:: DATA PROVIDED

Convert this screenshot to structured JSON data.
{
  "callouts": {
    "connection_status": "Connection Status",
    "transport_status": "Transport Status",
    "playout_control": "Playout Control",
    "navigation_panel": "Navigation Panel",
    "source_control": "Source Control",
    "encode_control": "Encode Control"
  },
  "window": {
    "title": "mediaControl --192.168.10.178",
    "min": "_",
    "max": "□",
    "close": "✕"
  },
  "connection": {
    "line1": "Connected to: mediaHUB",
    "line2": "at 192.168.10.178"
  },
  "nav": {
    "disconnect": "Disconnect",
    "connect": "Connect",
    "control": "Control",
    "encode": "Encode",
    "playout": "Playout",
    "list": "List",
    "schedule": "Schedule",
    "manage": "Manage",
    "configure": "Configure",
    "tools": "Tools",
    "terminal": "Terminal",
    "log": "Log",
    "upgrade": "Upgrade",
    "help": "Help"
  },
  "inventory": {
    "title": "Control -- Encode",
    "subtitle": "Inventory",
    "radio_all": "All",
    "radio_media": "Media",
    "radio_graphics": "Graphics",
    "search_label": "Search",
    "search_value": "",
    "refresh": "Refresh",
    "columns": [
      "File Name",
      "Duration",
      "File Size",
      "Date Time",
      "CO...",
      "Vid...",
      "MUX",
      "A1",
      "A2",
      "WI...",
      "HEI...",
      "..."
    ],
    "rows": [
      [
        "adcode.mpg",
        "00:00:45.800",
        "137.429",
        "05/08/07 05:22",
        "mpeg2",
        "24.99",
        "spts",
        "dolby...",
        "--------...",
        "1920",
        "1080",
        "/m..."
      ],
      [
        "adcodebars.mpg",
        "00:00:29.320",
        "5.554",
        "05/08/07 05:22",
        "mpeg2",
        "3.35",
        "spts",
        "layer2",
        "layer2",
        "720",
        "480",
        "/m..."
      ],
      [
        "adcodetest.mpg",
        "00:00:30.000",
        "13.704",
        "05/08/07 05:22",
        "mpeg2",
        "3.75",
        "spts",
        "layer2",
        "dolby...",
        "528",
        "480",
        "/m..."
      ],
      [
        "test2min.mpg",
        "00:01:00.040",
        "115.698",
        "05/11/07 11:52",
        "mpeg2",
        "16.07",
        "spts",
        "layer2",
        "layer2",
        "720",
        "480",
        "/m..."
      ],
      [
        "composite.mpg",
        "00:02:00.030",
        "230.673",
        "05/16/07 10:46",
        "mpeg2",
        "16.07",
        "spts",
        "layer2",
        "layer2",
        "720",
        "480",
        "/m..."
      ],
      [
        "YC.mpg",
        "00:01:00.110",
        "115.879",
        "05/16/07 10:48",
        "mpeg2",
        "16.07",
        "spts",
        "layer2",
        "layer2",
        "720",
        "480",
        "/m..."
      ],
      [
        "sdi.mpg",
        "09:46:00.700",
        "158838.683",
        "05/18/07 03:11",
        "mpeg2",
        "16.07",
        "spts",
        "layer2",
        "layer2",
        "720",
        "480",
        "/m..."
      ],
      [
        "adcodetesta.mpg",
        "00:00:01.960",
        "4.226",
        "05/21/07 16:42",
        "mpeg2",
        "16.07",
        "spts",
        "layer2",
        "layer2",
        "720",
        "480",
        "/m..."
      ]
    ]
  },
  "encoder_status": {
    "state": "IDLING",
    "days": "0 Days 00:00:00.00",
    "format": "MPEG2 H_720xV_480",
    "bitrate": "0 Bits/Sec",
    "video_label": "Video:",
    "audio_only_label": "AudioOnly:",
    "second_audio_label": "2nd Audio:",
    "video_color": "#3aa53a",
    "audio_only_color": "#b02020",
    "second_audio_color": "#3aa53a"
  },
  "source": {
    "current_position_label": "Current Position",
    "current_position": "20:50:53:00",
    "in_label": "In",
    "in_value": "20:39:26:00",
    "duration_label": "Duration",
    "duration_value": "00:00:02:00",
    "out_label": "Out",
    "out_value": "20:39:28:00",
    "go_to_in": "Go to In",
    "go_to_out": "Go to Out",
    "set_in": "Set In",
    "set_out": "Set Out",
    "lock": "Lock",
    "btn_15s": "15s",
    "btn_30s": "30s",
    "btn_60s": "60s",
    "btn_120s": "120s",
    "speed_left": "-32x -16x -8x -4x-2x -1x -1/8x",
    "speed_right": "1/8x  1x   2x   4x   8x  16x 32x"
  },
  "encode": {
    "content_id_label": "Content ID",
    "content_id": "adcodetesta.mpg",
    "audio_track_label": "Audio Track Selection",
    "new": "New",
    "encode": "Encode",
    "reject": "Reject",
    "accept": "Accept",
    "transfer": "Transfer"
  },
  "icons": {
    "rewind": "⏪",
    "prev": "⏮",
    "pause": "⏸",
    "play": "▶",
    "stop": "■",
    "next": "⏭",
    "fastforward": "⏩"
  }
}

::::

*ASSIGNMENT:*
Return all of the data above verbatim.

*ANSWER AREA:*
Convert this screenshot to structured JSON data.
{
  "callouts": {
    "connection_status": "Connection Status",
    "transport_status": "Transport Status",
    "playout_control": "Playout Control",
    "navigation_panel": "Navigation Panel",
    "source_control": "Source Control",
    "encode_control": "Encode Control"
  },
  "window": {
    "title": "mediaControl --192.168.10.178",
    "min": "_",
    "max": "□",
    "close": "✕"
  },
  "connection": {
    "line1": "Connected to: mediaHUB",
    "line2": "at 192.168.10.178"
  },
  "nav": {
    "disconnect": "Disconnect",
    "connect": "Connect",
    "control": "Control",
    "encode": "Encode",
    "playout": "Playout",
    "list": "List",
    "schedule": "Schedule",
    "manage": "Manage",
    "configure": "Configure",
    "tools": "Tools",
    "terminal": "Terminal",
    "log": "Log",
    "upgrade": "Upgrade",
    "help": "Help"
  },
  "inventory": {
    "title": "Control -- Encode",
    "subtitle": "Inventory",
    "radio_all": "All",
    "radio_media": "Media",
    "radio_graphics": "Graphics",
    "search_label": "Search",
    "search_value": "",
    "refresh": "Refresh",
    "columns": [
      "File Name",
      "Duration",
      "File Size",
      "Date Time",
      "CO...",
      "Vid...",
      "MUX",
      "A1",
      "A2",
      "WI...",
      "HEI...",
      "..."
    ],
    "rows": [
      [
        "adcode.mpg",
        "00:00:45.800",
        "137.429",
        "05/08/07 05:22",
        "mpeg2",
        "24.99",
        "spts",
        "dolby...",
        "--------...",
        "1920",
        "1080",
        "/m..."
      ],
      [
        "adcodebars.mpg",
        "00:00:29.320",
        "5.554",
        "05/08/07 05:22",
        "mpeg2",
        "3.35",
        "spts",
        "layer2",
        "layer2",
        "720",
        "480",
        "/m..."
      ],
      [
        "adcodetest.mpg",
        "00:00:30.000",
        "13.704",
        "05/08/07 05:22",
        "mpeg2",
        "3.75",
        "spts",
        "layer2",
        "dolby...",
        "528",
        "480",
        "/m..."
      ],
      [
        "test2min.mpg",
        "00:01:00.040",
        "115.698",
        "05/11/07 11:52",
        "mpeg2",
        "16.07",
        "spts",
        "layer2",
        "layer2",
        "720",
        "480",
        "/m..."
      ],
      [
        "composite.mpg",
        "00:02:00.030",
        "230.673",
        "05/16/07 10:46",
        "mpeg2",
        "16.07",
        "spts",
        "layer2",
        "layer2",
        "720",
        "480",
        "/m..."
      ],
      [
        "YC.mpg",
        "00:01:00.110",
        "115.879",
        "05/16/07 10:48",
        "mpeg2",
        "16.07",
        "spts",
        "layer2",
        "layer2",
        "720",
        "480",
        "/m..."
      ],
      [
        "sdi.mpg",
        "09:46:00.700",
        "158838.683",
        "05/18/07 03:11",
        "mpeg2",
        "16.07",
        "spts",
        "layer2",
        "layer2",
        "720",
        "480",
        "/m..."
      ],
      [
        "adcodetesta.mpg",
        "00:00:01.960",
        "4.226",
        "05/21/07 16:42",
        "mpeg2",
        "16.07",
        "spts",
        "layer2",
        "layer2",
        "720",
        "480",
        "/m..."
      ]
    ]
  },
  "encoder_status": {
    "state": "IDLING",
    "days": "0 Days 00:00:00.00",
    "format": "MPEG2 H_720xV_480",
    "bitrate": "0 Bits/Sec",
    "video_label": "Video:",
    "audio_only_label": "AudioOnly:",
    "second_audio_label": "2nd Audio:",
    "video_color": "#3aa53a",
    "audio_only_color": "#b02020",
    "second_audio_color": "#3aa53a"
  },
  "source": {
    "current_position_label": "Current Position",
    "current_position": "20:50:53:00",
    "in_label": "In",
    "in_value": "20:39:26:00",
    "duration_label": "Duration",
    "duration_value": "00:00:02:00",
    "out_label": "Out",
    "out_value": "20:39:28:00",
    "go_to_in": "Go to In",
    "go_to_out": "Go to Out",
    "set_in": "Set In",
    "set_out": "Set Out",
    "lock": "Lock",
    "btn_15s": "15s",
    "btn_30s": "30s",
    "btn_60s": "60s",
    "btn_120s": "120s",
    "speed_left": "-32x -16x -8x -4x-2x -1x -1/8x",
    "speed_right": "1/8x  1x   2x   4x   8x  16x 32x"
  },
  "encode": {
    "content_id_label": "Content ID",
    "content_id": "adcodetesta.mpg",
    "audio_track_label": "Audio Track Selection",
    "new": "New",
    "encode": "Encode",
    "reject": "Reject",
    "accept": "Accept",
    "transfer": "Transfer"
  },
  "icons": {
    "rewind": "⏪",
    "prev": "⏮",
    "pause": "⏸",
    "play": "▶",
    "stop": "■",
    "next": "⏭",
    "fastforward": "⏩"
  }
}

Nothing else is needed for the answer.